(Data about app and page elements)
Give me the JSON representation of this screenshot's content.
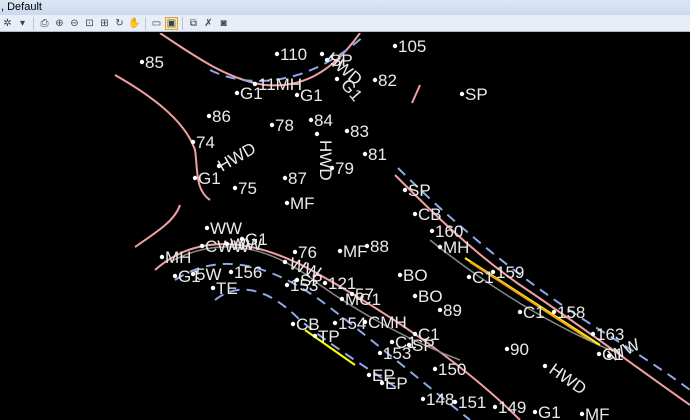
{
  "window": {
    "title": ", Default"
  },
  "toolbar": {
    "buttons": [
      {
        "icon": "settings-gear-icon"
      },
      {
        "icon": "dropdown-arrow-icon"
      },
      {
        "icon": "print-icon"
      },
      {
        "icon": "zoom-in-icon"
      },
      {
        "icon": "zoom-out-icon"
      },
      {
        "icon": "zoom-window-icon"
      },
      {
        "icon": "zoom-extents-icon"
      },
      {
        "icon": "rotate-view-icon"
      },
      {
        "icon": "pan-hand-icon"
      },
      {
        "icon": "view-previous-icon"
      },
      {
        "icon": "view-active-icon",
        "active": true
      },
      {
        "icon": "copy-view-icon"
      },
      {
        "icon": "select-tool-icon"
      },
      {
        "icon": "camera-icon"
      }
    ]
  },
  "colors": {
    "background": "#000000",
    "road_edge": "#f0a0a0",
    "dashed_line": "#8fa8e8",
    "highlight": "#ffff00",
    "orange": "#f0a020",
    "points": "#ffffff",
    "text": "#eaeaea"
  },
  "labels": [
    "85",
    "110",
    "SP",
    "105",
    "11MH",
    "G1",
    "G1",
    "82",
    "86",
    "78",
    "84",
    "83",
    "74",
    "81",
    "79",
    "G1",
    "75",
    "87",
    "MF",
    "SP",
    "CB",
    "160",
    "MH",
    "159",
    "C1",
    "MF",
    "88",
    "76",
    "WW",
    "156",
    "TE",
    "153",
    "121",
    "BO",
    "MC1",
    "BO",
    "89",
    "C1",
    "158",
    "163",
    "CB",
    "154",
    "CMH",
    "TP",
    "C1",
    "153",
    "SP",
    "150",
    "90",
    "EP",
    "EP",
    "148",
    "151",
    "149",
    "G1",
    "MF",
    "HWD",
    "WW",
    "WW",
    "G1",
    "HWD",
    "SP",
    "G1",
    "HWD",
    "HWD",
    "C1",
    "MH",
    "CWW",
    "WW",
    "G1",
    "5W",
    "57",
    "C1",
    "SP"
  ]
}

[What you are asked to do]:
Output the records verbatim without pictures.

[Final answer]:
Give me the JSON representation of this screenshot's content.
{
  "window": {
    "title": ", Default"
  },
  "toolbar": {
    "buttons": [
      {
        "icon": "settings-gear-icon"
      },
      {
        "icon": "dropdown-arrow-icon"
      },
      {
        "icon": "print-icon"
      },
      {
        "icon": "zoom-in-icon"
      },
      {
        "icon": "zoom-out-icon"
      },
      {
        "icon": "zoom-window-icon"
      },
      {
        "icon": "zoom-extents-icon"
      },
      {
        "icon": "rotate-view-icon"
      },
      {
        "icon": "pan-hand-icon"
      },
      {
        "icon": "view-previous-icon"
      },
      {
        "icon": "view-active-icon",
        "active": true
      },
      {
        "icon": "copy-view-icon"
      },
      {
        "icon": "select-tool-icon"
      },
      {
        "icon": "camera-icon"
      }
    ]
  },
  "colors": {
    "background": "#000000",
    "road_edge": "#f0a0a0",
    "dashed_line": "#8fa8e8",
    "highlight": "#ffff00",
    "orange": "#f0a020",
    "points": "#ffffff",
    "text": "#eaeaea"
  },
  "labels": [
    "85",
    "110",
    "SP",
    "105",
    "11MH",
    "G1",
    "G1",
    "82",
    "86",
    "78",
    "84",
    "83",
    "74",
    "81",
    "79",
    "G1",
    "75",
    "87",
    "MF",
    "SP",
    "CB",
    "160",
    "MH",
    "159",
    "C1",
    "MF",
    "88",
    "76",
    "WW",
    "156",
    "TE",
    "153",
    "121",
    "BO",
    "MC1",
    "BO",
    "89",
    "C1",
    "158",
    "163",
    "CB",
    "154",
    "CMH",
    "TP",
    "C1",
    "153",
    "SP",
    "150",
    "90",
    "EP",
    "EP",
    "148",
    "151",
    "149",
    "G1",
    "MF",
    "HWD",
    "WW",
    "WW",
    "G1",
    "HWD",
    "SP",
    "G1",
    "HWD",
    "HWD",
    "C1",
    "MH",
    "CWW",
    "WW",
    "G1",
    "5W",
    "57",
    "C1",
    "SP"
  ]
}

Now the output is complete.